Fig. 1 shows data placement within a memory device such as a 16K-byte EPROM. It illustrates a way to compactly store and reference a set of messages (the data) for a CRT display system where each message is sufficient to define all the characters which simultaneously appear on the CRT.

(Image Omitted)

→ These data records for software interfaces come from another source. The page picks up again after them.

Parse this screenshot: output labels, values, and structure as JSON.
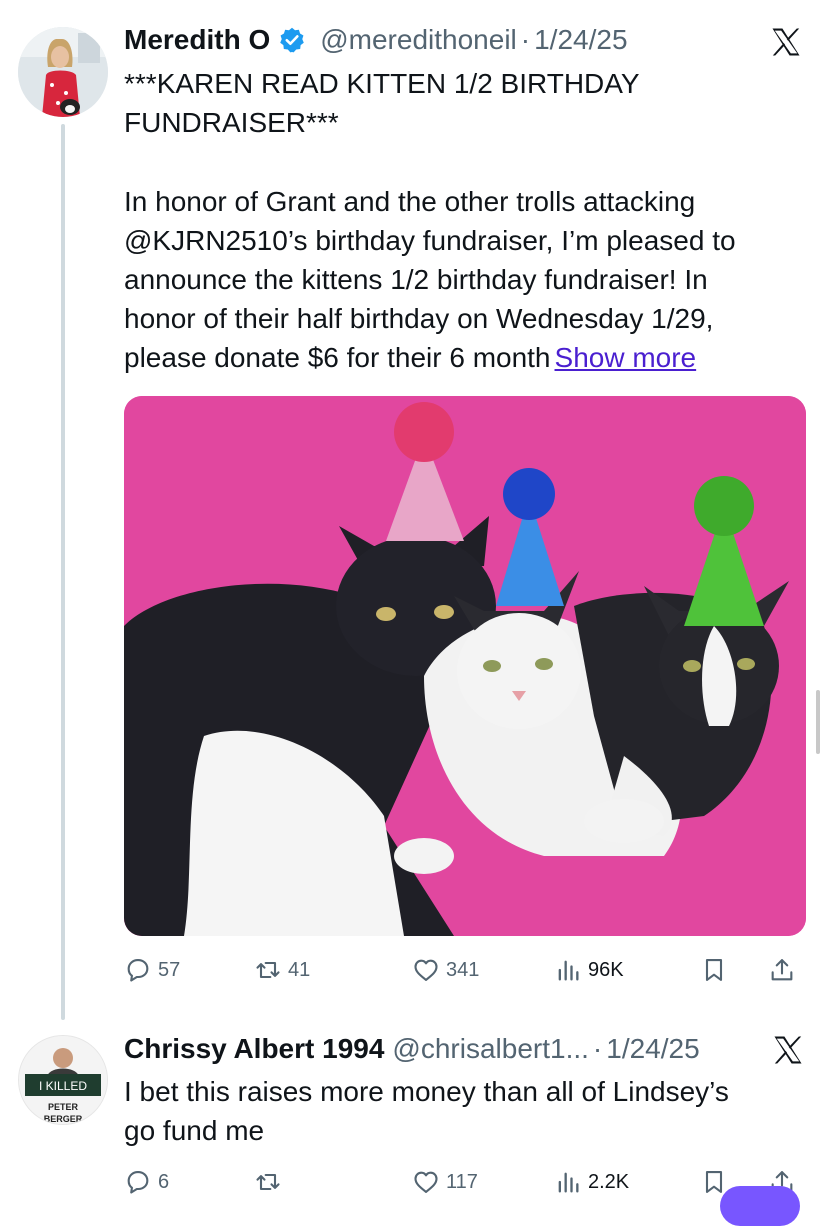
{
  "tweets": [
    {
      "display_name": "Meredith O",
      "verified": true,
      "handle": "@meredithoneil",
      "separator": "·",
      "date": "1/24/25",
      "title_lines": [
        "***KAREN READ KITTEN 1/2 BIRTHDAY",
        "FUNDRAISER***"
      ],
      "text_lines": [
        "In honor of Grant and the other trolls attacking",
        "@KJRN2510’s birthday fundraiser, I’m pleased to",
        "announce the kittens 1/2 birthday fundraiser! In",
        "honor of their half birthday on Wednesday 1/29,",
        "please donate $6 for their 6 month"
      ],
      "show_more": "Show more",
      "stats": {
        "replies": "57",
        "reposts": "41",
        "likes": "341",
        "views": "96K"
      }
    },
    {
      "display_name": "Chrissy Albert 1994",
      "handle": "@chrisalbert1...",
      "separator": "·",
      "date": "1/24/25",
      "text_lines": [
        "I bet this raises more money than all of Lindsey’s",
        "go fund me"
      ],
      "stats": {
        "replies": "6",
        "reposts": "",
        "likes": "117",
        "views": "2.2K"
      },
      "avatar_sign": {
        "line1": "I KILLED",
        "line2": "PETER",
        "line3": "BERGER"
      }
    }
  ],
  "icons": {
    "verified": "verified-badge-icon",
    "platform": "x-logo-icon",
    "reply": "reply-icon",
    "repost": "repost-icon",
    "like": "like-icon",
    "views": "views-icon",
    "bookmark": "bookmark-icon",
    "share": "share-icon"
  },
  "colors": {
    "text": "#0f1419",
    "secondary": "#536471",
    "verified_blue": "#1d9bf0",
    "link": "#4a1fd0",
    "media_bg": "#e1479f"
  }
}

Each message is initially defined using an instruction set which includes the text of the message plus controls for formatting (such as spaces, hard line endings, and indentation), punctuation, and presentation attributes (such as blinking, highlighting, reverse video, and underlining). Controls are also included to allow the enabling/disabling of conditional information within a message so that a single "message" may serve multiple situations. The "name" of the message is its numerical position in the message set which is represented in hexadecimal for most efficient storage. Compact storage of the message set is achieved by processing the messages in ascending numerical order. Each message is scanned for "words" which are defined to be strings of characters separated by spaces or controls. As each new word is found, it is placed in the dictionary 1 as the next text segment and replaced in the message by a SEGMENT control which indicates the word's numerical position in the dictionary. An end-of-file (EOF) control 2 is placed at the end of each segment to define its end. Words which already exist in the dictionary are simply replaced by the appropriate SEGMENT control since each word need be stored only once. Upon completion of processing, the message has been reduced to a sequence of controls called a MACRO list 3, and an EOF control 4 is inserted to mark its end. The macro list pointer table 5 is an index of the starting addresses of the list of controls for each message. The segment pointer table 6 is an index of the starting addresses of each word/segment in the dictionary. Upon demand to construct a particular message, the message builder indexes into the macro pointer table to find the starting address of the controls which define the referenced message. It then goes to that address and begins sequentially executing the list of controls much like a program. Each SEGMENT control causes the referenced word to be inserted at that point. Spaces are automatically inserted between words and line lengths are automatically adjusted when enabled. The message is complete when the EOF has been located in the MACRO list. Three versions of SEGMENT controls are used to improve dictionary efficiency: as-is, capitalize first character only, and capitalize all characters. These are the most common grammatical variations of the same word in all languages. Thus, the word is reduced to all lowercase for dictionary storage if all characters are capitalized or only the first character is capitalized. Otherwise, the word is stored as-is. In any case, the appropriate SEGMENT control is inserted to cause correct reconstr...